Our lives have become a never-ending hustle, where every spare minute is dedicated to the relentless pursuit of our goals, leaving little room for a good night's rest. Yet, it's precisely during these late hours of answering emails and pushing our limits in the "rat race" that we compromise one of the most fundamental aspects of well-being: sleep.
What's often overlooked is that those extra hours you forego in favor of productivity can have far-reaching consequences. It's not just your energy levels that take a hit; your mood, focus, and even your vulnerability to certain health conditions are at stake.
In this blog post, we'll dive into the science behind the significance of sleep and uncover its profound impact on our physical and emotional well-being. As we navigate the complex terrain of health and rest, remember that our certified fitness trainer in Dallas and Coppell is here to guide you on a journey to a healthier, more balanced life. Don't hesitate to reach out for a FREE consultation, and let's explore how a good night's rest can transform you from a "moody mickey" into a revitalized and healthier individual.
Our mood when we are awake can really be affected by the time and quality of our sleep. When we are sleeping, our body is working to support good brain function and physical health. Sleep even plays an important role for children and teenagers for growth and development. Sleep helps the brain work properly and prepare for the next day by forming new pathways to help us learn and remember information. It’s safe to say that getting a good night’s rest can help improve learning. Studies have shown that sleep deficiency alters activity in some parts of the brain. When we are sleep deficient, we may have trouble solving problems, making sound choices as well as controlling our feelings and behavior. It affects how we think, react, work, learn, and get along with others.
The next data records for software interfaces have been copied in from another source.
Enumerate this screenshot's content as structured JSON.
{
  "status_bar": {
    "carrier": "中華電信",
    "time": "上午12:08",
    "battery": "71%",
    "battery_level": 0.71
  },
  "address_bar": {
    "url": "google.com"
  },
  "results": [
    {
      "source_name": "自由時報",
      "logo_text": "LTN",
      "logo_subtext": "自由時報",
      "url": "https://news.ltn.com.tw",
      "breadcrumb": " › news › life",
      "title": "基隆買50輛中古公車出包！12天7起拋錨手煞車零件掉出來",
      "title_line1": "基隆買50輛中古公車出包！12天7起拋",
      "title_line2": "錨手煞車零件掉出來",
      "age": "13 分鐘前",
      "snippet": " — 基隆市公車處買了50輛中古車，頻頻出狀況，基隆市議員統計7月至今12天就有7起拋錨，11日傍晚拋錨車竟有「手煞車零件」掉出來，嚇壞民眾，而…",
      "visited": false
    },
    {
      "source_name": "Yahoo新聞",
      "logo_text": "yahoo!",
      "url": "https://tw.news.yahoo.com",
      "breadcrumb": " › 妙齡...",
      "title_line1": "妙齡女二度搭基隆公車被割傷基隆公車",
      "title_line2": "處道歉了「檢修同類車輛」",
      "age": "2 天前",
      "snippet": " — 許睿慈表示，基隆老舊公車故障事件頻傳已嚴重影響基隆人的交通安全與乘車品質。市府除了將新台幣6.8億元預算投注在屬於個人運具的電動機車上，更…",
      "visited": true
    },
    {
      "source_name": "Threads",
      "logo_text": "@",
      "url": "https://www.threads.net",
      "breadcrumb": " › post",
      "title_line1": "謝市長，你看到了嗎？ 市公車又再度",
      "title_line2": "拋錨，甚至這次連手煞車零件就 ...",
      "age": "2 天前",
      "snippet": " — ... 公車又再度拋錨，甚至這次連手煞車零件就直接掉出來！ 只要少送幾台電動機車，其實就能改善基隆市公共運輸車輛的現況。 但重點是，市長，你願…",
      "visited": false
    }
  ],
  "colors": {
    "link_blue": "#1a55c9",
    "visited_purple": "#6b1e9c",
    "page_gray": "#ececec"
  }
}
Sleep deficiency also has been linked to depression, suicide, and risk-taking behaviors.
Damage from sleep deficiency can also be harmful to you over time. There are many studies that have shown that ongoing sleep deficiency is linked to an increased risk of heart disease, kidney disease, high blood pressure, diabetes, and stroke. Lack of sleep can also increase the risk of obesity.
Sleep helps control the balance of hormones that make you feel hungry and full. When you haven’t had sufficient sleep, your level of ghrelin (the hunger hormone) goes up and your level of leptin (the satiety hormone) goes down. You tend to eat more when you haven’t had a good night’s rest.
Sleep also affects how your body reacts to insulin. This is the hormone that controls your blood sugar levels. Sleep deficiency results in a higher than normal blood sugar level, which can increase your risk for diabetes.
It’s recommended that adults should get an average of 7-8 hours a night. Anything less than that can result in the health and mood problems that we just talked about in the above paragraphs. As much as I understand that we all have busy lives and may need to replace regular sleep to play catch up for work, school or life- it is just as important to live a well balanced life. Sleep is a component that should not be neglected because whether you realize it or not it does affect your well being. So shut that computer off 1 hour sooner, put on some meditation music or sounds and just see how getting a couple of extra hours can make you a brand new person.
Take the first step towards a revitalized you by scheduling a FREE consultation with us online or simply giving us a call at (214) 302-9788. Let's work together to ensure that you wake up every day feeling refreshed, focused, and ready to conquer your goals. Embrace the benefits of rest, and let us be your guide on this journey to a healthier, happier you.
*Information primarily sourced from the National Heart, Blood and Lung Institute.